Augmented reality technology is attracting a lot of attention at the moment with many large brands experimenting with it as a marketing tool. As a concept it’s attractive to consumers and as such has the opportunity to develop quite quickly. As it stands, augmented reality is not where it should be; it’s a bit gimmicky, a bit clunky and not as natural as it needs to be in order to become sustainable. For example, standing with your mobile phone at arm’s length in central London, trying to focus your camera on a Starbucks logo is not helpful or practical, especially when all the information you need could be found by simply searching it on Google. Having said this, the fact that big companies are experimenting with augmented reality is fantastic as it draws attention to the technology and its possibilities.
There are already examples of augmented reality being used in a really productive way, for example historians have developed apps which allow users to point their phone camera at a building and see it on screen as it existed 100 years ago accompanied by supporting information. Another example of augmented reality working is in Japan. Tesco have designed an app which allows users to point their phone camera at images of products displayed in the underground, by selecting them the user automatically arranges a home delivery of that product. It’s by no means seamless but it is a step in the right direction and this is where augmented reality is going, it needs to be genuinely valuable to the end user to have any longevity.
THE VALUE OF A TARGETED AUDIENCE
In recent years there has been a shift away from traditional advertising methods with companies looking for new ways to promote their products. As Ken Blakeslee, one of Europe’s leading experts on mobile services and applications explains, “the real value lies in getting at the right person rather than creating a ‘shot-gun’ ad or a billboard on the side of the road that may appeal to some people but not others. Companies need to begin focusing on their target audience.”

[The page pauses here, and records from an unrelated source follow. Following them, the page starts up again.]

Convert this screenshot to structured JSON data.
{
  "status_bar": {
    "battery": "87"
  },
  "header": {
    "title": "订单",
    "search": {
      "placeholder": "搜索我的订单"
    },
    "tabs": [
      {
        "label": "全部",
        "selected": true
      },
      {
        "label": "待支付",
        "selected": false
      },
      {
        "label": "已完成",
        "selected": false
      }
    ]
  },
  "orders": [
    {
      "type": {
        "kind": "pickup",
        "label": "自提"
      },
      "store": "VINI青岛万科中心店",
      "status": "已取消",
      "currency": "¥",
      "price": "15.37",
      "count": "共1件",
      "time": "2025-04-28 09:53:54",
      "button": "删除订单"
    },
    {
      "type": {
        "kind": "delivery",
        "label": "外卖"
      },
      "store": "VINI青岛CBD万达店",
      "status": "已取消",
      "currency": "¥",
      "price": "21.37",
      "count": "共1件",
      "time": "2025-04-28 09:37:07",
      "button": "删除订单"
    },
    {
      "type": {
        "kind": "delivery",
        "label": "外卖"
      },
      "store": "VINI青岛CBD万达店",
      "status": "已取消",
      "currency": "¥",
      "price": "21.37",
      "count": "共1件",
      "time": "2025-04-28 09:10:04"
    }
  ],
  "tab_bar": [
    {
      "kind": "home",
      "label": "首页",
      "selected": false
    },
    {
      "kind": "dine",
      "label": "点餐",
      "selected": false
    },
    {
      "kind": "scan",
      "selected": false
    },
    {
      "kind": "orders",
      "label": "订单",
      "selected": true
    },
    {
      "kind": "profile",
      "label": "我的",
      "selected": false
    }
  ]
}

And augmented reality gives big brands the perfect opportunity to target a specific audience. Take a brand like Tesco for example, it operates customer services such as loyalty cards and online shopping so is in the perfect position to know a lot about its customers and their spending habits. If they are sensible, they can use this information in a way that benefits their customers, for example flagging items that are on sale to consumers that have bought them previously as they walk into the store. Again, augmented reality will only work if the service provided is genuinely valuable to the consumer.
PUSH AND PULL AUGMENTED REALITY
A common misconception is that augmented reality is simply technology which allows users to hold their smartphone or tablet up to something and it produces an image on screen. In fact, as we have seen from the example above, it’s about so much more than that; simply put, it is augmenting the space within which the user is currently in; animating, illustrating and enhancing their reality.
Pull augmented reality is where we are today – the user needs to seek the technology themselves to discover information, however as demonstrated above augmented reality could be much smarter than this. Imagine leaving work and walking to the underground when suddenly you get a notification stating that the train you always get on has been delayed, but not to worry, your favourite coffee shop is just around the corner, there is a deal on your favourite drink and actually your good friend has also been delayed and is in the area. That level of information is called push augmented reality; its augmenting the street scene you are in right now with unsolicited information which is of genuine benefit to you. As Blakeslee confirms, “If my interests and location are known and I am provided with information which is useful to me at that given moment, then that is valuable to me. This is where push augmented reality will come into its own; when it’s personalised.”
WHERE NEXT FOR AUGMENTED REALITY
Within the next few years augmented reality is going to become a lot more prominent in our everyday lives. It is going to remain mobile, but it will develop so you no longer have to hold a device. Already developers are working on glasses that can be worn like a normal pair, except they will prompt the user with personal and targeted information.
Augmented reality technology will be driven by consumer demand and large brands, but also by business purpose. Augmented reality can be used for more than just advertising, it is also a fantastic tool when it comes to providing information, for example it could be used as a manual to fix a car; the user could put on a pair of glasses and when they look under the bonnet they are provided with detailed instructions about how to fix the problem. Alternatively it could be used for things such as navigation; rather than watching a sat nav, why not put on a pair of glasses which show you the route to take while updating you about places of interest, speed cameras and delays.
THE FUTURE IS COMING
But it won’t stop there. According to Blakeslee, Nokia Labs have already begun creating eye glass optics which would be worn like contact lenses but provide the wearer with targeted updates. Imagine walking into a party and noticing somebody you have met before but you cannot remember their name, augmented reality technology would be able to draw from your personal databases, for example Facebook and other social media networks, and provide you with that information.
Finally, augmented reality is not just going to exist as visual updates; “it’s for the five senses,” explains Blakeslee, “it has to exist as a natural way for people to gain information.” First it will be purely visual, then sound will be added, touch will follow soon after and eventually even taste and smell. “It sounds ridiculous,” says Blakeslee, “but it’s already technologically possible, just not technologically sensible right now.”
Augmented reality is coming whether we like it or not, and it’s a technology to be embraced. Done properly it’s inventive, it saves people time and money, provides them with valuable information and that should remain key to the whole thing.